There is no one real desirable trait that gets you picked more often over others. It honestly goes down to the parents’ preferences – for example, when a mat salleh couple comes along, they’re more likely to pick donors with Caucasian features. So companies like Heart2ART Sdn Bhd would keep a whole list of donors of varying ethnicities on hand – the more the better. This way, no matter the parent, they get to have as many options as possible to choose from.

So what happened after they called you in?

Once a couple is interested, I was asked to go take a blood test to make sure that I’m still in peak physical condition and with no infectious diseases. Once I’ve passed my blood test, you will be asked about your period dates – as I was on birth control at the time, it was pretty easy for me to stop taking birth control and start my period again. On the very first day of my period, I went to see the doctor and he gave me a scan to check my uterus and see if everything checks out. That’s when the injections start, where you have to give yourself hormone jabs to your tummy every morning.

Hormone jabs?

Yeah. The first set of injections, called Subcutaneous Gonal-F, helps to ‘grow’ my eggs and mature them as fast as possible. Especially for me, because some of my eggs are larger than others so this set will make sure that they’re roughly the same size. I inject this into my stomach at around the same time every morning every day for a week. Once the first week is over, I went to see my doctor again and he performed a second scan on me to make sure that the medication has been taking effect as it’s supposed to. If my eggs haven’t matured enough, he would increase the dosage. But my eggs were fine, so he left it as it was.

During the second week, you have to take two jabs this time. The first being Subcutaneous Gonal-F and now the second is Cetrotide Subcutaneous. The purpose of Cetrotide Subcutaneous is to prevent your mature eggs from releasing too early – it holds onto your eggs while the first injection continues to further mature your eggs. Now, once you’re done with the hormone treatments for two weeks, you take a break for a day and at exactly 36 hours before your procedure, you have to take another jab – the Ovidrel Subcutaneous, which stimulates the release of your mature eggs.

Were there any side effects to these jabs?

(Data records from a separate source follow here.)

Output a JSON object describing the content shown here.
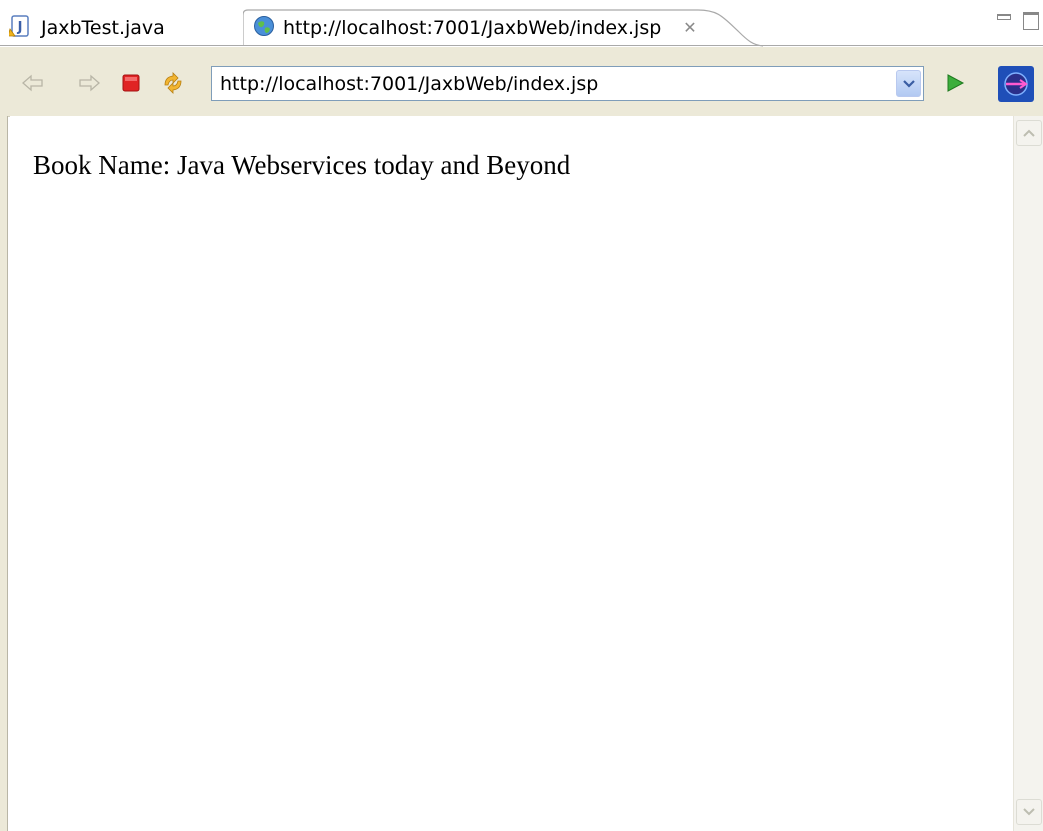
{
  "tabs": [
    {
      "label": "JaxbTest.java",
      "icon": "java-file-icon",
      "active": false
    },
    {
      "label": "http://localhost:7001/JaxbWeb/index.jsp",
      "icon": "globe-icon",
      "active": true,
      "close_glyph": "✕"
    }
  ],
  "toolbar": {
    "back_icon": "back-arrow-icon",
    "forward_icon": "forward-arrow-icon",
    "stop_icon": "stop-icon",
    "refresh_icon": "refresh-icon",
    "url": "http://localhost:7001/JaxbWeb/index.jsp",
    "go_icon": "go-arrow-icon",
    "extra_icon": "browser-logo-icon"
  },
  "page": {
    "book_line": "Book Name: Java Webservices today and Beyond"
  },
  "colors": {
    "toolbar_bg": "#ece9d8",
    "url_border": "#7f9db9",
    "stop_red": "#e02424",
    "go_green": "#3cae3c"
  }
}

None that were harmful that I can think of. My tummy was bruised, but that’s because of the daily injections and that’s normal. I guess it really boils down to your body’s reactions to the injections and I consider myself lucky to not experience any adverse side effects at all. However, adverse reactions are mostly rare.

What happened during the procedure, and how did you feel after?

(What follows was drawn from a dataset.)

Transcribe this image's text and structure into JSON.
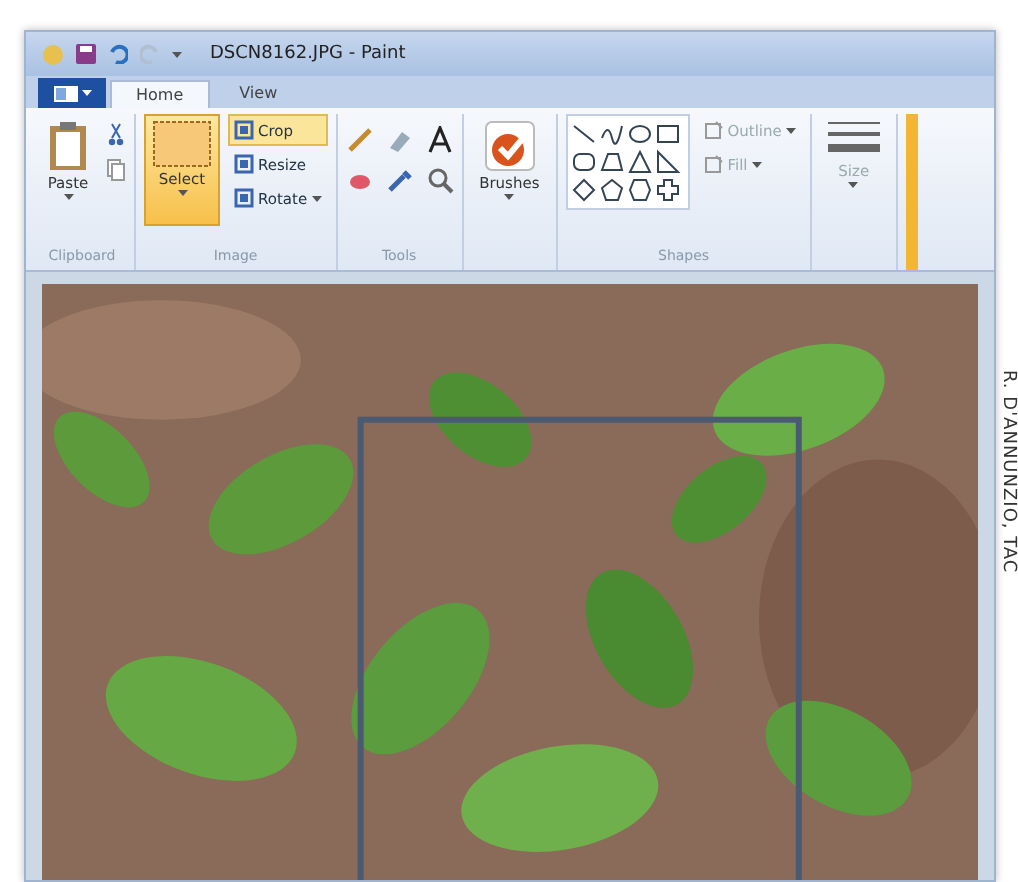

They will put you to sleep for 15 minutes and in those 15 minutes, the retrieval procedure will be performed. You can then go home after an hour! After the procedure, there was a sharp pain in my crotch that lasted for three hours – but I mostly slept it off, so it wasn’t too bad. However, I did end up being quite bloated for a couple of weeks until my next period. I looked like I was in my first trimester!

In some countries, they’ve implemented a ban on anonymous sperm and egg donors. So when a child conceived by egg or sperm donation comes of age, they’re allowed to find out who their biological parents are. I’m unsure what that’s like here, but would you want to meet your biological child when they come of age?

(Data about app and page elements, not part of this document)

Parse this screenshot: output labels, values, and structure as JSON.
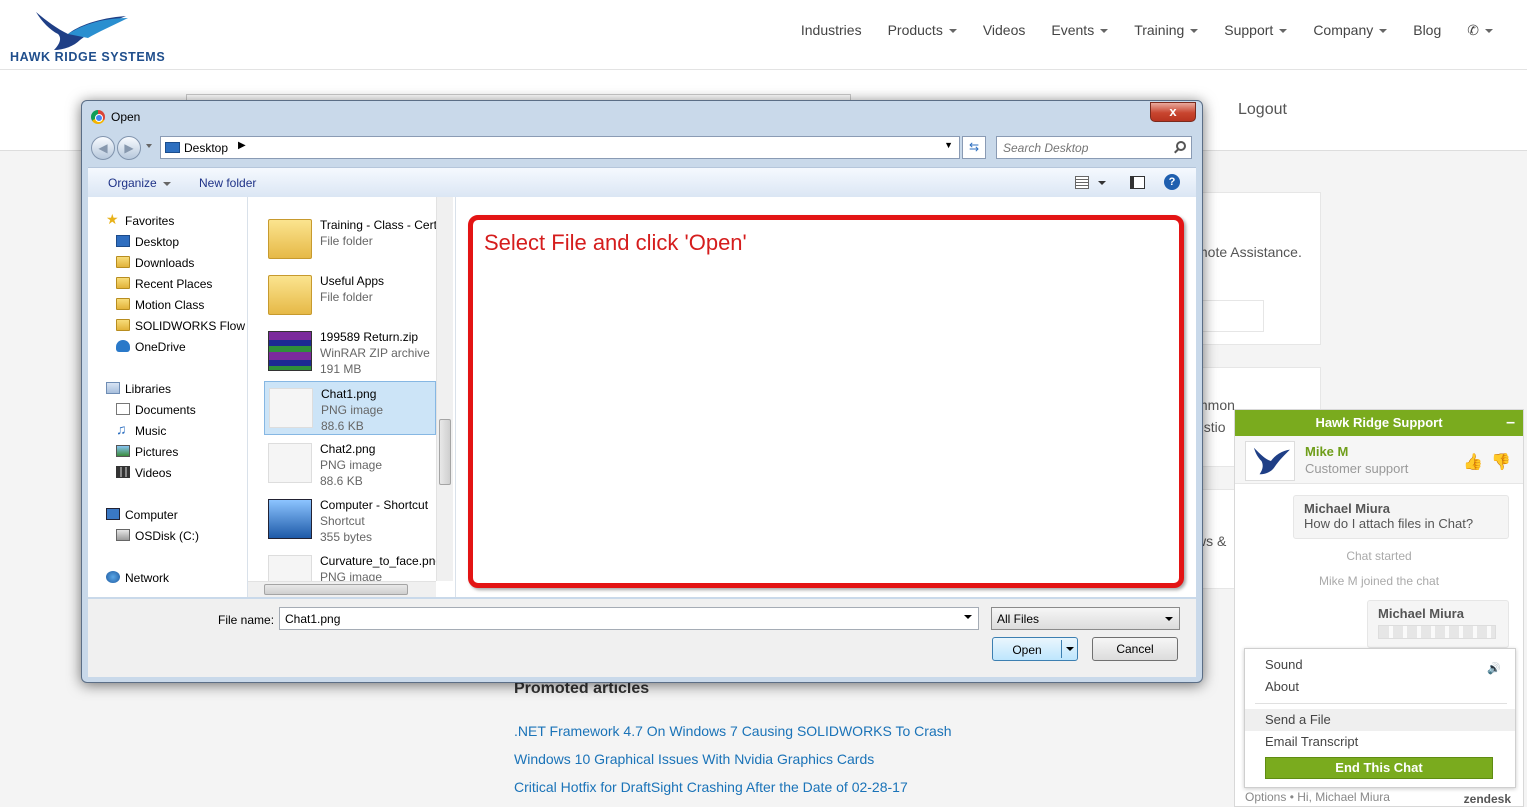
{
  "site": {
    "logo_text": "HAWK RIDGE SYSTEMS",
    "nav": [
      {
        "label": "Industries",
        "caret": false
      },
      {
        "label": "Products",
        "caret": true
      },
      {
        "label": "Videos",
        "caret": false
      },
      {
        "label": "Events",
        "caret": true
      },
      {
        "label": "Training",
        "caret": true
      },
      {
        "label": "Support",
        "caret": true
      },
      {
        "label": "Company",
        "caret": true
      },
      {
        "label": "Blog",
        "caret": false
      }
    ],
    "phone_icon": "phone-icon",
    "logout": "Logout",
    "background_fragments": [
      "mote Assistance.",
      "mmon",
      "estio",
      "ws &"
    ],
    "promoted_title": "Promoted articles",
    "articles": [
      ".NET Framework 4.7 On Windows 7 Causing SOLIDWORKS To Crash",
      "Windows 10 Graphical Issues With Nvidia Graphics Cards",
      "Critical Hotfix for DraftSight Crashing After the Date of 02-28-17"
    ]
  },
  "dialog": {
    "title": "Open",
    "close_label": "x",
    "address": "Desktop",
    "search_placeholder": "Search Desktop",
    "toolbar": {
      "organize": "Organize",
      "new_folder": "New folder",
      "help": "?"
    },
    "nav_tree": [
      {
        "label": "Favorites",
        "icon": "star-icon",
        "level": 0
      },
      {
        "label": "Desktop",
        "icon": "desktop-icon",
        "level": 1
      },
      {
        "label": "Downloads",
        "icon": "folder-icon",
        "level": 1
      },
      {
        "label": "Recent Places",
        "icon": "folder-icon",
        "level": 1
      },
      {
        "label": "Motion Class",
        "icon": "folder-icon",
        "level": 1
      },
      {
        "label": "SOLIDWORKS Flow S",
        "icon": "folder-icon",
        "level": 1
      },
      {
        "label": "OneDrive",
        "icon": "cloud-icon",
        "level": 1
      },
      {
        "label": "Libraries",
        "icon": "library-icon",
        "level": 0
      },
      {
        "label": "Documents",
        "icon": "document-icon",
        "level": 1
      },
      {
        "label": "Music",
        "icon": "music-icon",
        "level": 1
      },
      {
        "label": "Pictures",
        "icon": "picture-icon",
        "level": 1
      },
      {
        "label": "Videos",
        "icon": "video-icon",
        "level": 1
      },
      {
        "label": "Computer",
        "icon": "computer-icon",
        "level": 0
      },
      {
        "label": "OSDisk (C:)",
        "icon": "disk-icon",
        "level": 1
      },
      {
        "label": "Network",
        "icon": "network-icon",
        "level": 0
      }
    ],
    "files": [
      {
        "name": "Training - Class - Cert",
        "type": "File folder",
        "size": "",
        "icon": "folder-icon",
        "selected": false
      },
      {
        "name": "Useful Apps",
        "type": "File folder",
        "size": "",
        "icon": "folder-icon",
        "selected": false
      },
      {
        "name": "199589 Return.zip",
        "type": "WinRAR ZIP archive",
        "size": "191 MB",
        "icon": "zip-icon",
        "selected": false
      },
      {
        "name": "Chat1.png",
        "type": "PNG image",
        "size": "88.6 KB",
        "icon": "png-icon",
        "selected": true
      },
      {
        "name": "Chat2.png",
        "type": "PNG image",
        "size": "88.6 KB",
        "icon": "png-icon",
        "selected": false
      },
      {
        "name": "Computer - Shortcut",
        "type": "Shortcut",
        "size": "355 bytes",
        "icon": "computer-icon",
        "selected": false
      },
      {
        "name": "Curvature_to_face.png",
        "type": "PNG image",
        "size": "",
        "icon": "png-icon",
        "selected": false
      }
    ],
    "annotation": "Select File and click 'Open'",
    "file_name_label": "File name:",
    "file_name_value": "Chat1.png",
    "file_type_filter": "All Files",
    "open_label": "Open",
    "cancel_label": "Cancel"
  },
  "chat": {
    "header": "Hawk Ridge Support",
    "minimize": "–",
    "agent_name": "Mike M",
    "agent_role": "Customer support",
    "messages": [
      {
        "name": "Michael Miura",
        "text": "How do I attach files in Chat?"
      }
    ],
    "events": [
      "Chat started",
      "Mike M joined the chat"
    ],
    "second_sender": "Michael Miura",
    "menu": {
      "sound": "Sound",
      "about": "About",
      "send_file": "Send a File",
      "email_transcript": "Email Transcript",
      "end_chat": "End This Chat"
    },
    "footer_options": "Options",
    "footer_user": "Hi, Michael Miura",
    "brand": "zendesk",
    "accent_color": "#7aab1e"
  }
}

I think that would be fine, I’m not too picky about that. My sister has done this procedure a few times and sometimes the parents would want to meet you or they don’t. I think it’s better if they want to meet you because they’re using my genes – I could look good, but my personality could be the total opposite of ideal. The couple who picked me didn’t really want to meet me, but I’m very open to the idea of meeting up.

How did you find the entire experience? Would you do it again?

Overall, it was definitely an experience to be had. If I was allowed to take my hormone treatments here in Bangkok and then go back to Malaysia for the retrievals, then yeah, sure. As the hormone treatments have to be done at home, I have to take two weeks off of my life here in Bangkok, which can be pretty inconvenient.

Image Credit: Alan Levine.